__WHAT TO PRODUCE__. Below are some records; copy each line in them that contains "陶白白课代表".

__INFORMATION PROVIDED__.
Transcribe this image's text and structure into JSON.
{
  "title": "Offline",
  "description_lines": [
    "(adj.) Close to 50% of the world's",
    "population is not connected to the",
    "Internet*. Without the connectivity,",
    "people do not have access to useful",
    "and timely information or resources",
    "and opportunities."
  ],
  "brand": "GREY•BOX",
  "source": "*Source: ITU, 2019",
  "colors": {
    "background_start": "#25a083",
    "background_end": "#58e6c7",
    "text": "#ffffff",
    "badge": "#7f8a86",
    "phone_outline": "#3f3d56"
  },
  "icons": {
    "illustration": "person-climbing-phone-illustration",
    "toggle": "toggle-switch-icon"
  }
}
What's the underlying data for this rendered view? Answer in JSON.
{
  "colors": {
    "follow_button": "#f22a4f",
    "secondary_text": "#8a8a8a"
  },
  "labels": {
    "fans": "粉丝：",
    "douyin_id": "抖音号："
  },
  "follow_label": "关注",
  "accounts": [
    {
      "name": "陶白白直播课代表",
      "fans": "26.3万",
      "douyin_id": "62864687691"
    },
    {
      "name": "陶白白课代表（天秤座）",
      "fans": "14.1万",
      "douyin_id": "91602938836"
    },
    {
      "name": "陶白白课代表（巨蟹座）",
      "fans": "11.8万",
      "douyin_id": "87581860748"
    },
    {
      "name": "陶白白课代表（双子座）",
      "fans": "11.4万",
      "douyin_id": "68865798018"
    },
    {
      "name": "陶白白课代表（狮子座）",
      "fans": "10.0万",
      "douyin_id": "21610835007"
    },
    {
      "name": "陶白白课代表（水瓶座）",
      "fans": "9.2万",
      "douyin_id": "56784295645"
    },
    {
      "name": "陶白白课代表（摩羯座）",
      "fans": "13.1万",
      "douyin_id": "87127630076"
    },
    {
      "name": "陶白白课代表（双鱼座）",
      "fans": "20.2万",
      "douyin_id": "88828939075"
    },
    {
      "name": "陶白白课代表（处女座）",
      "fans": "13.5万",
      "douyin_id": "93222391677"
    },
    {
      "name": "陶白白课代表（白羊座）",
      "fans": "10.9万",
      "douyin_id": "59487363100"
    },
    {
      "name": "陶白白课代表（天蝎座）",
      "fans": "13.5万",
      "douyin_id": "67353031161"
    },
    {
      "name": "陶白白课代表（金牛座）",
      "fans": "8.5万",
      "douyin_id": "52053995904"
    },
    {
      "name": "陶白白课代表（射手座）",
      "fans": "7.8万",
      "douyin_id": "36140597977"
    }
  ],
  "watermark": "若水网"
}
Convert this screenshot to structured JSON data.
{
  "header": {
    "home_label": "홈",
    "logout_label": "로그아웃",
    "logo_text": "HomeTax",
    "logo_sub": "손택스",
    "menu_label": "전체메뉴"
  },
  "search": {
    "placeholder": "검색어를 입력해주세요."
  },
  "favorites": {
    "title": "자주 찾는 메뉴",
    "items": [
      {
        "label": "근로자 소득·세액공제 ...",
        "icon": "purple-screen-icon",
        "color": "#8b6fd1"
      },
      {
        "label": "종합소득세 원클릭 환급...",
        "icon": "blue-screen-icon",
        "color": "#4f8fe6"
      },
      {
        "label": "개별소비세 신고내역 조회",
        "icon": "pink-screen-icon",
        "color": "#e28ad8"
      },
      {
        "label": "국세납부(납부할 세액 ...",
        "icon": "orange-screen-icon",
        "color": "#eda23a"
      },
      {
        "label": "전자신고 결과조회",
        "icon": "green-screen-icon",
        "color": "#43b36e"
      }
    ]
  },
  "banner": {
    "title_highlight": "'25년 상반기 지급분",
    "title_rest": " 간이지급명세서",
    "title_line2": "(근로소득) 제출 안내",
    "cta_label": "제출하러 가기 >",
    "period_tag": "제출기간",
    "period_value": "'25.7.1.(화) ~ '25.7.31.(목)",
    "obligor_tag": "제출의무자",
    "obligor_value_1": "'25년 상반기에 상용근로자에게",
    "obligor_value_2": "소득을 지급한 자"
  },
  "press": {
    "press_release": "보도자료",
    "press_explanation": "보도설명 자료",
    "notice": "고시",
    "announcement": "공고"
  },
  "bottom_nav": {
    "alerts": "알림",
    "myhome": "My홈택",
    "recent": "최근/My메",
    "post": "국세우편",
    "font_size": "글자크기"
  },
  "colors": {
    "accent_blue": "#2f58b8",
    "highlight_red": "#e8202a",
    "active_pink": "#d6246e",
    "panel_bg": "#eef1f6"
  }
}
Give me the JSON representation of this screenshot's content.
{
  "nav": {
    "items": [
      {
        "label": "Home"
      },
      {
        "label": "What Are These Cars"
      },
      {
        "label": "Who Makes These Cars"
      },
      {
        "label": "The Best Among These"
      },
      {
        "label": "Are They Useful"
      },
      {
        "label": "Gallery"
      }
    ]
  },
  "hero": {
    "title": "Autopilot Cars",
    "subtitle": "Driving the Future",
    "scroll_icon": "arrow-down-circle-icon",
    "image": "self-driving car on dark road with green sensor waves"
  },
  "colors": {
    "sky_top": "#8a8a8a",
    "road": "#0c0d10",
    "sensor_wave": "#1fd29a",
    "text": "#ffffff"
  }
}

__RESULT OF THIS EXERCISE__.
      "name": "陶白白课代表（天秤座）",
      "name": "陶白白课代表（巨蟹座）",
      "name": "陶白白课代表（双子座）",
      "name": "陶白白课代表（狮子座）",
      "name": "陶白白课代表（水瓶座）",
      "name": "陶白白课代表（摩羯座）",
      "name": "陶白白课代表（双鱼座）",
      "name": "陶白白课代表（处女座）",
      "name": "陶白白课代表（白羊座）",
      "name": "陶白白课代表（天蝎座）",
      "name": "陶白白课代表（金牛座）",
      "name": "陶白白课代表（射手座）",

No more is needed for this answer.